### WORK ORDER
Copy the records exactly. Every line must match.

### EXTRACTED ENTRIES
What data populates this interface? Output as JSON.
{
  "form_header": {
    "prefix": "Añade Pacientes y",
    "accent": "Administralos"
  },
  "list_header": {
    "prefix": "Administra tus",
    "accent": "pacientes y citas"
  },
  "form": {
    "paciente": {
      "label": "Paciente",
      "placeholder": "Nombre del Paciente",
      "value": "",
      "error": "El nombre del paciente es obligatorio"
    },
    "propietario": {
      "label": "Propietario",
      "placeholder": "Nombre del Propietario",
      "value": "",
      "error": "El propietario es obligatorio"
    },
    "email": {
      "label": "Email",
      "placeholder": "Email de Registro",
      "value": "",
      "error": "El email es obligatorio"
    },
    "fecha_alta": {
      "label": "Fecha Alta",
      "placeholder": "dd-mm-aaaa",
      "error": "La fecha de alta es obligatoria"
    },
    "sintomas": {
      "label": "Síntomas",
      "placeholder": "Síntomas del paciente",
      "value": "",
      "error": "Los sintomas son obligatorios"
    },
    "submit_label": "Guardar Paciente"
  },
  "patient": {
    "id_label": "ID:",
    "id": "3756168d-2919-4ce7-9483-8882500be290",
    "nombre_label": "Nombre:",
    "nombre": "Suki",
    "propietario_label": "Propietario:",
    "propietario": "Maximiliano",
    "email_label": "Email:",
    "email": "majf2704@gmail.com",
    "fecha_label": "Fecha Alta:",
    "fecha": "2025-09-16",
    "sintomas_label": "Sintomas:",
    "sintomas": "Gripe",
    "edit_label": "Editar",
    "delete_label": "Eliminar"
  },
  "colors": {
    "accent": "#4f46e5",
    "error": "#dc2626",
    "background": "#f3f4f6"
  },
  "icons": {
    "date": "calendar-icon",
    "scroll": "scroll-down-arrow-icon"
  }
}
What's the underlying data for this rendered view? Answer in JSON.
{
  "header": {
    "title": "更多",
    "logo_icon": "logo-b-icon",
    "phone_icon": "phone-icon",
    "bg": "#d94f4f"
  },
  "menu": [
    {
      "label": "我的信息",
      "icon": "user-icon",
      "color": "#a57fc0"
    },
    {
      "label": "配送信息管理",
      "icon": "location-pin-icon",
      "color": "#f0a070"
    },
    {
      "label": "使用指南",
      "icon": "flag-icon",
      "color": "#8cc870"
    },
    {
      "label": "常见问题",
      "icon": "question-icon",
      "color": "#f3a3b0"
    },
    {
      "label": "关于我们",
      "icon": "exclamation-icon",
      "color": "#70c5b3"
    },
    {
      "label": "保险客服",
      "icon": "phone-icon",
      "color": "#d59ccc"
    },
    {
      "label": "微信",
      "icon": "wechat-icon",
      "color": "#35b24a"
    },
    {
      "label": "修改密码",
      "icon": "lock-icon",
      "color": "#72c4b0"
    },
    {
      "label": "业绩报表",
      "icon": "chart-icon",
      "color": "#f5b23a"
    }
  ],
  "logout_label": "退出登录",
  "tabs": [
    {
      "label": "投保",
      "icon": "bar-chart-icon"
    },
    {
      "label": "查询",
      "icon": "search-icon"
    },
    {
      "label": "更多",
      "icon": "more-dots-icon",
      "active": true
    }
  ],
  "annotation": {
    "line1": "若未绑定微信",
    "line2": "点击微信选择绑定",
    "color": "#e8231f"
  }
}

### RESPONSE TO THE EXERCISE
What data populates this interface? Output as JSON.
{
  "form_header": {
    "prefix": "Añade Pacientes y",
    "accent": "Administralos"
  },
  "list_header": {
    "prefix": "Administra tus",
    "accent": "pacientes y citas"
  },
  "form": {
    "paciente": {
      "label": "Paciente",
      "placeholder": "Nombre del Paciente",
      "value": "",
      "error": "El nombre del paciente es obligatorio"
    },
    "propietario": {
      "label": "Propietario",
      "placeholder": "Nombre del Propietario",
      "value": "",
      "error": "El propietario es obligatorio"
    },
    "email": {
      "label": "Email",
      "placeholder": "Email de Registro",
      "value": "",
      "error": "El email es obligatorio"
    },
    "fecha_alta": {
      "label": "Fecha Alta",
      "placeholder": "dd-mm-aaaa",
      "error": "La fecha de alta es obligatoria"
    },
    "sintomas": {
      "label": "Síntomas",
      "placeholder": "Síntomas del paciente",
      "value": "",
      "error": "Los sintomas son obligatorios"
    },
    "submit_label": "Guardar Paciente"
  },
  "patient": {
    "id_label": "ID:",
    "id": "3756168d-2919-4ce7-9483-8882500be290",
    "nombre_label": "Nombre:",
    "nombre": "Suki",
    "propietario_label": "Propietario:",
    "propietario": "Maximiliano",
    "email_label": "Email:",
    "email": "majf2704@gmail.com",
    "fecha_label": "Fecha Alta:",
    "fecha": "2025-09-16",
    "sintomas_label": "Sintomas:",
    "sintomas": "Gripe",
    "edit_label": "Editar",
    "delete_label": "Eliminar"
  },
  "colors": {
    "accent": "#4f46e5",
    "error": "#dc2626",
    "background": "#f3f4f6"
  },
  "icons": {
    "date": "calendar-icon",
    "scroll": "scroll-down-arrow-icon"
  }
}
What's the underlying data for this rendered view? Answer in JSON.
{
  "header": {
    "title": "更多",
    "logo_icon": "logo-b-icon",
    "phone_icon": "phone-icon",
    "bg": "#d94f4f"
  },
  "menu": [
    {
      "label": "我的信息",
      "icon": "user-icon",
      "color": "#a57fc0"
    },
    {
      "label": "配送信息管理",
      "icon": "location-pin-icon",
      "color": "#f0a070"
    },
    {
      "label": "使用指南",
      "icon": "flag-icon",
      "color": "#8cc870"
    },
    {
      "label": "常见问题",
      "icon": "question-icon",
      "color": "#f3a3b0"
    },
    {
      "label": "关于我们",
      "icon": "exclamation-icon",
      "color": "#70c5b3"
    },
    {
      "label": "保险客服",
      "icon": "phone-icon",
      "color": "#d59ccc"
    },
    {
      "label": "微信",
      "icon": "wechat-icon",
      "color": "#35b24a"
    },
    {
      "label": "修改密码",
      "icon": "lock-icon",
      "color": "#72c4b0"
    },
    {
      "label": "业绩报表",
      "icon": "chart-icon",
      "color": "#f5b23a"
    }
  ],
  "logout_label": "退出登录",
  "tabs": [
    {
      "label": "投保",
      "icon": "bar-chart-icon"
    },
    {
      "label": "查询",
      "icon": "search-icon"
    },
    {
      "label": "更多",
      "icon": "more-dots-icon",
      "active": true
    }
  ],
  "annotation": {
    "line1": "若未绑定微信",
    "line2": "点击微信选择绑定",
    "color": "#e8231f"
  }
}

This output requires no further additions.